We’ve made our brands… the machine shop over here can make some, and use some good metal.  You want it to be wide enough but not too wide, something that’ll hold the heat but not warp with the heat.  Yes, Wyoming and some other states have a brand registry.  You have to keep it current, and pay for its registration.  You often see brands for sale in the paper.  In the book they’re listed for cattle, sheep, and horses.  They’ll tell you where it is located, ours would be LRC which stands for Left Rib Cattle.  They’ll also show earmarks if there are any.  Ours is a square underbite on their left ear.  I think they print them every 10 years or so.  It’s hard to get a new brand into the book, they have certain specifications to keep people from creating something that would blotch and be unreadable.  If the irons are too close together or there’s too much detail, when you brand it’ll scar all over and you can’t read it… defeating the purpose.

Kris H – Was that you being the bar lady, with a camera in the other hand? Do you keep the bars in one fire, and the A’s in the other one? Or are they mixed up?

Yes, that was me… I was holding my glove over the end of the brand so I could hold my camera gloveless!  I really didn’t want to drop it in that dust!   You’re correct, the bars are in one barrel, the A’s in another.  That way you’re not bumping into each other while grabbing a brand, plus you can use them in order, so you know which ones are the hottest.

Alice – I’m guessing that a brand is either a 2nd or 3rd degree burn. Do you ever have to worry about them getting infected?

On a human, that would be correct, but think about cow’s hides… they can split them to make items.  Cow hides are THICK!  In my years here, I’ve seen one calf that needed after care.  ONE.  If you don’t brand them good enough to scab, the hair will grow back, and the brand will disappear.  Honestly, once you let them up, and they go find their momma, they act like nothing has happened to them.

Della – I am very interested in bee keeping and wonder if you could give me an idea of the cost to start up with it? My Dad used to keep bees and I’m certain I’d be good with them.
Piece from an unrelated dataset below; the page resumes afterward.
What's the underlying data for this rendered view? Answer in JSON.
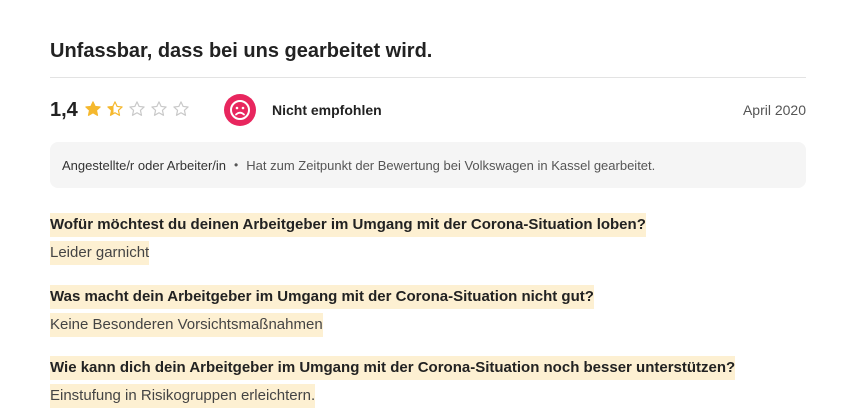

I’m searching online for costs, but thought you might have a ballpark figure you could toss at me, since you have been doing this so recently.

Della, I’d say go for it!  I really don’t know the price for a Langstroth hive plus all the works that go with it.  That’s why I chose my Top Bar Hive.  The link is on the right side and you can go there and check out those hives.  They are on the spendy side ($250-$300), but they are built very, very well.  They sell the plans and hardware and top bars if you’d like to go cheaper, too, the plans start at $10.  There are cheaper ones on ebay (less than $100) but they don’t have all the bells and whistles either.  With top bars, you won’t need honey extractors or other tools, which I liked as well.  A couple pounds of bees can go for $75-$100.  I’m trying it again next year!

OK, thanks, guys!  Good questions!



Questions and Answers – June 2013 Edition — 4 Comments

  1. Thank you for the info! I’m going to have to keep researching, since I wouldn’t want to jump into bees unprepared. I should ask my Dad. He battles with his memory and communication, but often the older stories come easier.

  2. Regarding the bees.. Do you keep your hive out in case the bees want to swarm back to it? Could there have been too many bees for the size of the hive? I only thought of this after reading the Q & A.

Leave a Reply

Your email address will not be published. Required fields are marked *

CommentLuv badge